The big picture, Romano begins: Hispanics represent 17% of the U.S. population and by 2060 will comprise 28%, according to U.S. Census estimates. Radio reaches 96% of Hispanics in the U.S. weekly, more than any other demographic group, per Nielsen. Hispanics spend nearly 13 hours a week listening to radio, and eight in 10 say they use radio to discover new music, iHeartMedia reports. In addition, on digital platforms, Hispanics account for 11% of monthly podcast listeners, according to Edison Research; 45% listen to digital streaming audio, and 21% own smart speakers.
That about covers it, right? “With so many audio touchpoints, Hispanic podcasts offer particularly fertile ground,” offers Romano, who has also written for Inside Radio. For one, Univision’s Radio President Jesus Lara tells her that Hispanics over-index against the overall U.S. population on radio listening, smartphone usage, digital audio streaming and social media usage – “all the right ingredients for a podcasting boom,” she says.
For the last two years, Univision has been building an expanding number of original podcasts, many featuring its radio and TV talent, and also partners with podcast production company, Revolver. “We’ll have success when a talent who is very passionate about a topic can go deep with a podcast and build a community around that content vertical,” Lara says in Romano’s column.
iHeartMedia also says its Hispanic podcast listening is growing, making up 12% of its podcast audience. And NPR offers Spanish-language podcast “Radio Ambulente,” which Anya Grundmann, NPR's VP for Programming and Audience Development, noted gives NPR, which mostly has English-language radio stations, a chance to connect with Spanish-speaking listeners.

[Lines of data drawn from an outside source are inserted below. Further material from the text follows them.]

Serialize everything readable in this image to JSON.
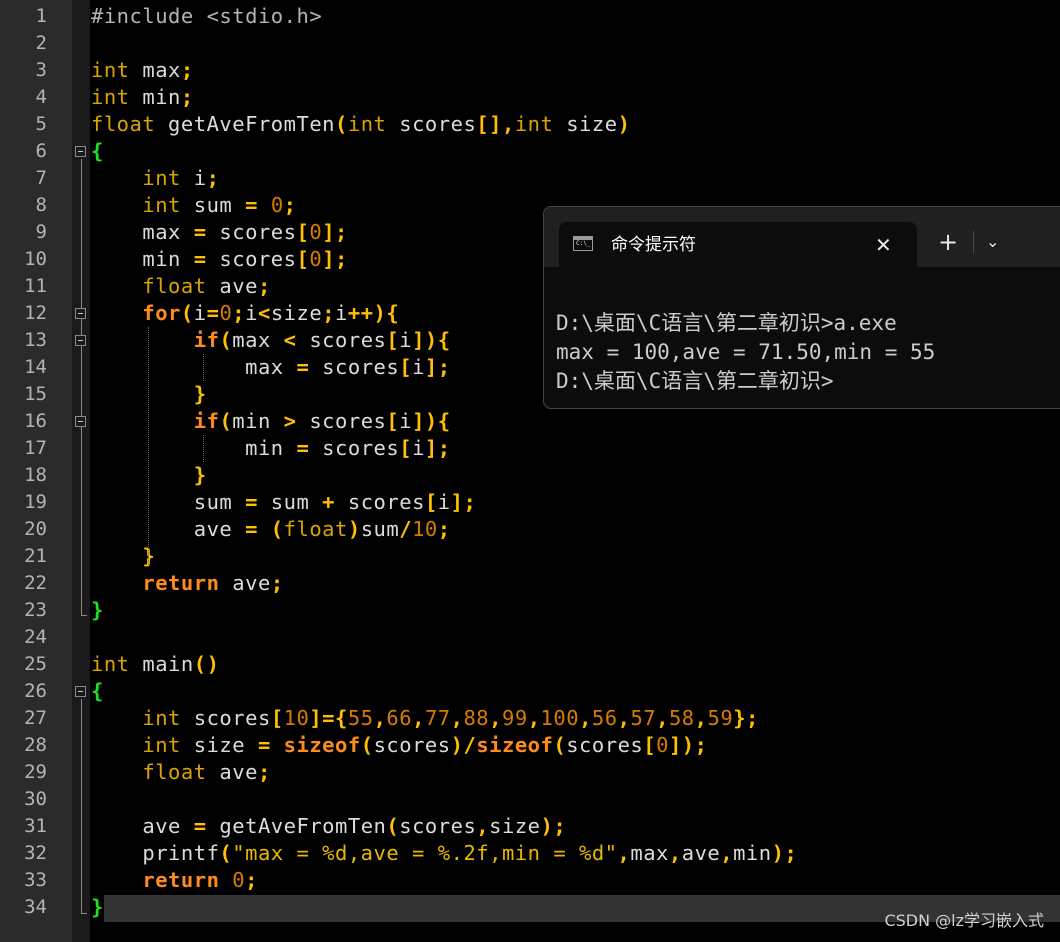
{
  "editor": {
    "line_numbers": [
      "1",
      "2",
      "3",
      "4",
      "5",
      "6",
      "7",
      "8",
      "9",
      "10",
      "11",
      "12",
      "13",
      "14",
      "15",
      "16",
      "17",
      "18",
      "19",
      "20",
      "21",
      "22",
      "23",
      "24",
      "25",
      "26",
      "27",
      "28",
      "29",
      "30",
      "31",
      "32",
      "33",
      "34"
    ],
    "lines": [
      [
        [
          "pre",
          "#include <stdio.h>"
        ]
      ],
      [],
      [
        [
          "type",
          "int"
        ],
        [
          "id",
          " max"
        ],
        [
          "op",
          ";"
        ]
      ],
      [
        [
          "type",
          "int"
        ],
        [
          "id",
          " min"
        ],
        [
          "op",
          ";"
        ]
      ],
      [
        [
          "type",
          "float"
        ],
        [
          "id",
          " getAveFromTen"
        ],
        [
          "op",
          "("
        ],
        [
          "type",
          "int"
        ],
        [
          "id",
          " scores"
        ],
        [
          "op",
          "[],"
        ],
        [
          "type",
          "int"
        ],
        [
          "id",
          " size"
        ],
        [
          "op",
          ")"
        ]
      ],
      [
        [
          "brace",
          "{"
        ]
      ],
      [
        [
          "id",
          "    "
        ],
        [
          "type",
          "int"
        ],
        [
          "id",
          " i"
        ],
        [
          "op",
          ";"
        ]
      ],
      [
        [
          "id",
          "    "
        ],
        [
          "type",
          "int"
        ],
        [
          "id",
          " sum "
        ],
        [
          "op",
          "="
        ],
        [
          "id",
          " "
        ],
        [
          "num",
          "0"
        ],
        [
          "op",
          ";"
        ]
      ],
      [
        [
          "id",
          "    max "
        ],
        [
          "op",
          "="
        ],
        [
          "id",
          " scores"
        ],
        [
          "op",
          "["
        ],
        [
          "num",
          "0"
        ],
        [
          "op",
          "];"
        ]
      ],
      [
        [
          "id",
          "    min "
        ],
        [
          "op",
          "="
        ],
        [
          "id",
          " scores"
        ],
        [
          "op",
          "["
        ],
        [
          "num",
          "0"
        ],
        [
          "op",
          "];"
        ]
      ],
      [
        [
          "id",
          "    "
        ],
        [
          "type",
          "float"
        ],
        [
          "id",
          " ave"
        ],
        [
          "op",
          ";"
        ]
      ],
      [
        [
          "id",
          "    "
        ],
        [
          "ctl",
          "for"
        ],
        [
          "op",
          "("
        ],
        [
          "id",
          "i"
        ],
        [
          "op",
          "="
        ],
        [
          "num",
          "0"
        ],
        [
          "op",
          ";"
        ],
        [
          "id",
          "i"
        ],
        [
          "op",
          "<"
        ],
        [
          "id",
          "size"
        ],
        [
          "op",
          ";"
        ],
        [
          "id",
          "i"
        ],
        [
          "op",
          "++){"
        ]
      ],
      [
        [
          "id",
          "        "
        ],
        [
          "ctl",
          "if"
        ],
        [
          "op",
          "("
        ],
        [
          "id",
          "max "
        ],
        [
          "op",
          "<"
        ],
        [
          "id",
          " scores"
        ],
        [
          "op",
          "["
        ],
        [
          "id",
          "i"
        ],
        [
          "op",
          "]){"
        ]
      ],
      [
        [
          "id",
          "            max "
        ],
        [
          "op",
          "="
        ],
        [
          "id",
          " scores"
        ],
        [
          "op",
          "["
        ],
        [
          "id",
          "i"
        ],
        [
          "op",
          "];"
        ]
      ],
      [
        [
          "id",
          "        "
        ],
        [
          "op",
          "}"
        ]
      ],
      [
        [
          "id",
          "        "
        ],
        [
          "ctl",
          "if"
        ],
        [
          "op",
          "("
        ],
        [
          "id",
          "min "
        ],
        [
          "op",
          ">"
        ],
        [
          "id",
          " scores"
        ],
        [
          "op",
          "["
        ],
        [
          "id",
          "i"
        ],
        [
          "op",
          "]){"
        ]
      ],
      [
        [
          "id",
          "            min "
        ],
        [
          "op",
          "="
        ],
        [
          "id",
          " scores"
        ],
        [
          "op",
          "["
        ],
        [
          "id",
          "i"
        ],
        [
          "op",
          "];"
        ]
      ],
      [
        [
          "id",
          "        "
        ],
        [
          "op",
          "}"
        ]
      ],
      [
        [
          "id",
          "        sum "
        ],
        [
          "op",
          "="
        ],
        [
          "id",
          " sum "
        ],
        [
          "op",
          "+"
        ],
        [
          "id",
          " scores"
        ],
        [
          "op",
          "["
        ],
        [
          "id",
          "i"
        ],
        [
          "op",
          "];"
        ]
      ],
      [
        [
          "id",
          "        ave "
        ],
        [
          "op",
          "="
        ],
        [
          "id",
          " "
        ],
        [
          "op",
          "("
        ],
        [
          "type",
          "float"
        ],
        [
          "op",
          ")"
        ],
        [
          "id",
          "sum"
        ],
        [
          "op",
          "/"
        ],
        [
          "num",
          "10"
        ],
        [
          "op",
          ";"
        ]
      ],
      [
        [
          "id",
          "    "
        ],
        [
          "op",
          "}"
        ]
      ],
      [
        [
          "id",
          "    "
        ],
        [
          "ctl",
          "return"
        ],
        [
          "id",
          " ave"
        ],
        [
          "op",
          ";"
        ]
      ],
      [
        [
          "brace",
          "}"
        ]
      ],
      [],
      [
        [
          "type",
          "int"
        ],
        [
          "id",
          " main"
        ],
        [
          "op",
          "()"
        ]
      ],
      [
        [
          "brace",
          "{"
        ]
      ],
      [
        [
          "id",
          "    "
        ],
        [
          "type",
          "int"
        ],
        [
          "id",
          " scores"
        ],
        [
          "op",
          "["
        ],
        [
          "num",
          "10"
        ],
        [
          "op",
          "]={"
        ],
        [
          "num",
          "55"
        ],
        [
          "op",
          ","
        ],
        [
          "num",
          "66"
        ],
        [
          "op",
          ","
        ],
        [
          "num",
          "77"
        ],
        [
          "op",
          ","
        ],
        [
          "num",
          "88"
        ],
        [
          "op",
          ","
        ],
        [
          "num",
          "99"
        ],
        [
          "op",
          ","
        ],
        [
          "num",
          "100"
        ],
        [
          "op",
          ","
        ],
        [
          "num",
          "56"
        ],
        [
          "op",
          ","
        ],
        [
          "num",
          "57"
        ],
        [
          "op",
          ","
        ],
        [
          "num",
          "58"
        ],
        [
          "op",
          ","
        ],
        [
          "num",
          "59"
        ],
        [
          "op",
          "};"
        ]
      ],
      [
        [
          "id",
          "    "
        ],
        [
          "type",
          "int"
        ],
        [
          "id",
          " size "
        ],
        [
          "op",
          "="
        ],
        [
          "id",
          " "
        ],
        [
          "ctl",
          "sizeof"
        ],
        [
          "op",
          "("
        ],
        [
          "id",
          "scores"
        ],
        [
          "op",
          ")/"
        ],
        [
          "ctl",
          "sizeof"
        ],
        [
          "op",
          "("
        ],
        [
          "id",
          "scores"
        ],
        [
          "op",
          "["
        ],
        [
          "num",
          "0"
        ],
        [
          "op",
          "]);"
        ]
      ],
      [
        [
          "id",
          "    "
        ],
        [
          "type",
          "float"
        ],
        [
          "id",
          " ave"
        ],
        [
          "op",
          ";"
        ]
      ],
      [],
      [
        [
          "id",
          "    ave "
        ],
        [
          "op",
          "="
        ],
        [
          "id",
          " getAveFromTen"
        ],
        [
          "op",
          "("
        ],
        [
          "id",
          "scores"
        ],
        [
          "op",
          ","
        ],
        [
          "id",
          "size"
        ],
        [
          "op",
          ");"
        ]
      ],
      [
        [
          "id",
          "    printf"
        ],
        [
          "op",
          "("
        ],
        [
          "str",
          "\"max = %d,ave = %.2f,min = %d\""
        ],
        [
          "op",
          ","
        ],
        [
          "id",
          "max"
        ],
        [
          "op",
          ","
        ],
        [
          "id",
          "ave"
        ],
        [
          "op",
          ","
        ],
        [
          "id",
          "min"
        ],
        [
          "op",
          ");"
        ]
      ],
      [
        [
          "id",
          "    "
        ],
        [
          "ctl",
          "return"
        ],
        [
          "id",
          " "
        ],
        [
          "num",
          "0"
        ],
        [
          "op",
          ";"
        ]
      ],
      [
        [
          "brace",
          "}"
        ]
      ]
    ],
    "fold_markers": [
      6,
      12,
      13,
      16,
      26
    ]
  },
  "terminal": {
    "tab_title": "命令提示符",
    "tab_icon_text": "C:\\_",
    "close_glyph": "✕",
    "new_tab_glyph": "+",
    "dropdown_glyph": "⌄",
    "output_lines": [
      "D:\\桌面\\C语言\\第二章初识>a.exe",
      "max = 100,ave = 71.50,min = 55",
      "D:\\桌面\\C语言\\第二章初识>"
    ]
  },
  "watermark": "CSDN @lz学习嵌入式",
  "colors": {
    "background": "#000000",
    "gutter": "#2b2b2b",
    "keyword_type": "#d9a400",
    "keyword_control": "#ff8c1a",
    "operator": "#ffc000",
    "number": "#d97a00",
    "brace": "#22e022",
    "terminal_bg": "#0c0c0c",
    "terminal_titlebar": "#202020"
  }
}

ESPN’s Spanish-language arm, ESPN Deportes, has a robust slate of podcasts, as do Spanish Broadcasting System and Entravision.
Horacio Ontiveros, co-producer and co-host of the podcast Enigmas sin Resolver, has surpassed 30,000 monthly downloads in January and February for his show, which delves into paranormal themes, mysteries and UFOs, and is part of Univision’s podcast network. He says Hispanic listeners are very loyal to their favorite radio stations—and that podcasting could increase Hispanic audio consumption, as listeners seek out niche podcasts on their favorite topics.

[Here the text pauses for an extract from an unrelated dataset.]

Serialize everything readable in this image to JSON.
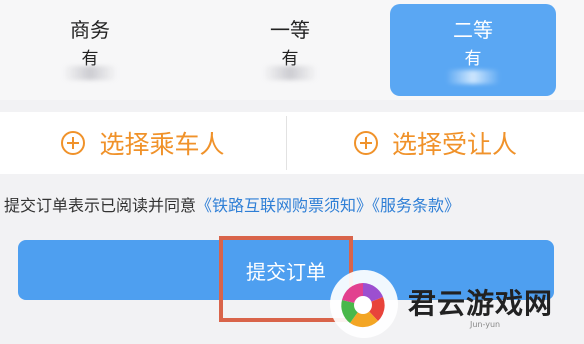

As this marketplace continues to grow, Spanish-language broadcasters and podcasters agree they still have serious work to do, according to Romano. As Univision’s Lara told her: “If you’re not in front of them, it is out of sight, out of mind. Marketers spend money on TV and digital and forget that radio delivers reach and can drive home their messages.”